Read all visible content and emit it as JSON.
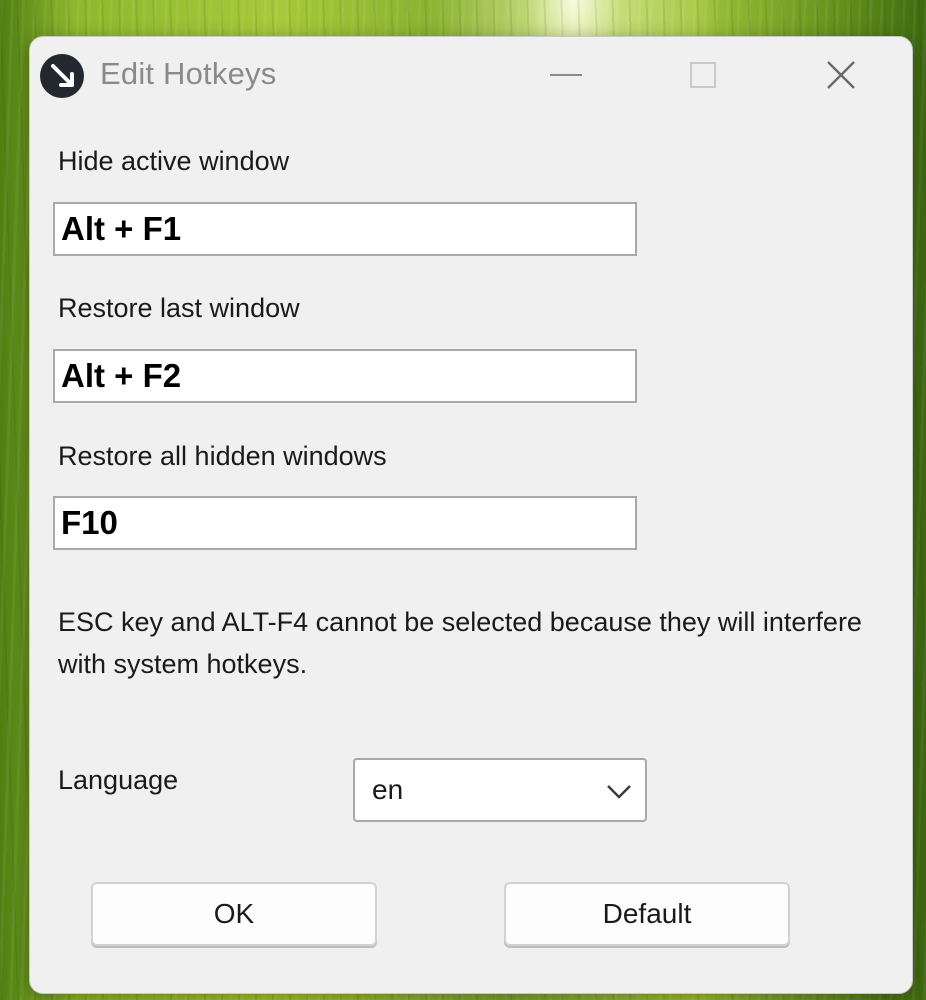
{
  "window": {
    "title": "Edit Hotkeys",
    "icon": "app-arrow-icon"
  },
  "titlebar_buttons": [
    "minimize-icon",
    "maximize-icon",
    "close-icon"
  ],
  "hotkeys": {
    "hide_active": {
      "label": "Hide active window",
      "value": "Alt + F1"
    },
    "restore_last": {
      "label": "Restore last window",
      "value": "Alt + F2"
    },
    "restore_all": {
      "label": "Restore all hidden windows",
      "value": "F10"
    }
  },
  "note": "ESC key and ALT-F4 cannot be selected because they will interfere with system hotkeys.",
  "language": {
    "label": "Language",
    "selected": "en"
  },
  "buttons": {
    "ok": "OK",
    "default": "Default"
  },
  "colors": {
    "dialog_bg": "#f0f0f0",
    "title_text": "#8a8a8a",
    "field_border": "#a9a9a9"
  }
}
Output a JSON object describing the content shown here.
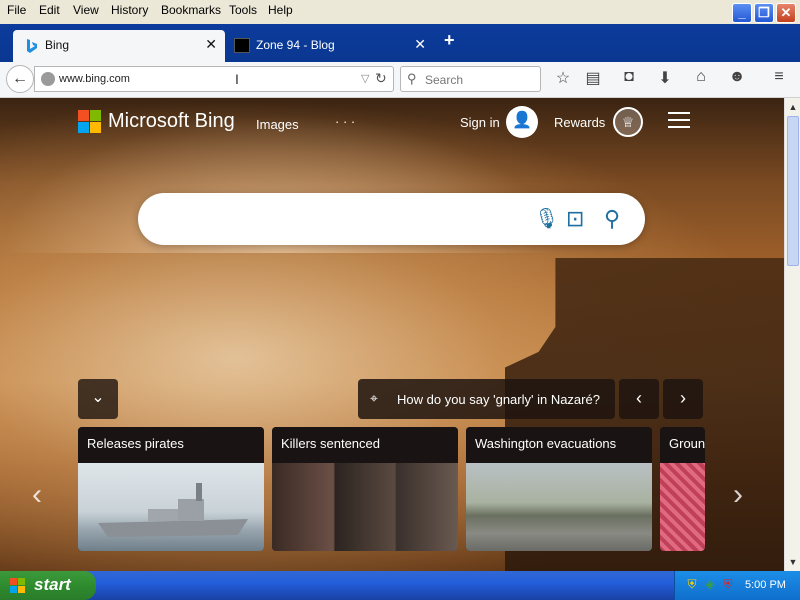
{
  "menu": {
    "items": [
      "File",
      "Edit",
      "View",
      "History",
      "Bookmarks",
      "Tools",
      "Help"
    ]
  },
  "window_controls": {
    "minimize": "_",
    "maximize": "❐",
    "close": "✕"
  },
  "tabs": [
    {
      "title": "Bing",
      "icon": "bing-logo-icon",
      "active": true
    },
    {
      "title": "Zone 94 - Blog",
      "icon": "zone94-favicon-icon",
      "active": false
    }
  ],
  "new_tab_label": "+",
  "navbar": {
    "url": "www.bing.com",
    "search_placeholder": "Search",
    "icons": [
      "star-icon",
      "reading-list-icon",
      "pocket-icon",
      "download-icon",
      "home-icon",
      "smiley-icon",
      "menu-icon"
    ]
  },
  "bing": {
    "brand": "Microsoft Bing",
    "nav_images": "Images",
    "nav_more": "· · ·",
    "sign_in": "Sign in",
    "rewards": "Rewards",
    "trivia_question": "How do you say 'gnarly' in Nazaré?",
    "news_cards": [
      {
        "caption": "Releases pirates"
      },
      {
        "caption": "Killers sentenced"
      },
      {
        "caption": "Washington evacuations"
      },
      {
        "caption": "Ground"
      }
    ]
  },
  "taskbar": {
    "start_label": "start",
    "clock": "5:00 PM"
  },
  "colors": {
    "tab_strip": "#0a3790",
    "taskbar": "#245edb",
    "start_button": "#2e8b2e",
    "bing_accent": "#1f6fa0"
  }
}
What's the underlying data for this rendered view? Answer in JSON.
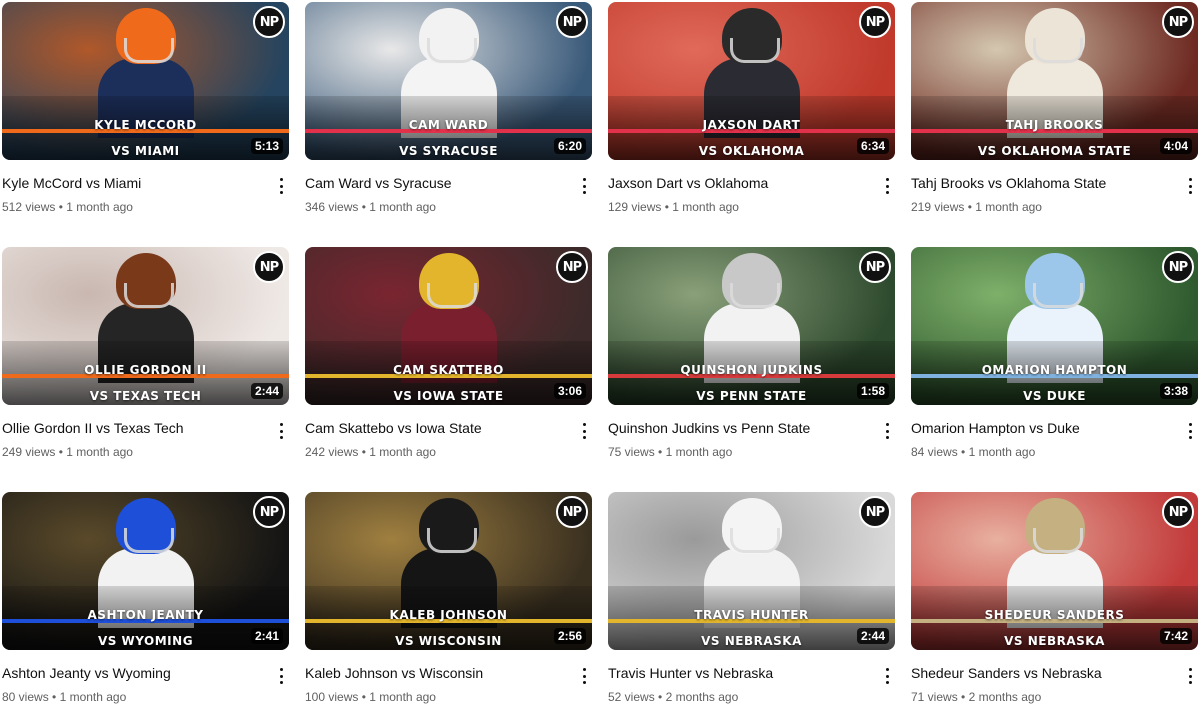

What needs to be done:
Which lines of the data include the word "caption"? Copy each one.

Answer:
        "caption": "Releases pirates"
        "caption": "Killers sentenced"
        "caption": "Washington evacuations"
        "caption": "Ground"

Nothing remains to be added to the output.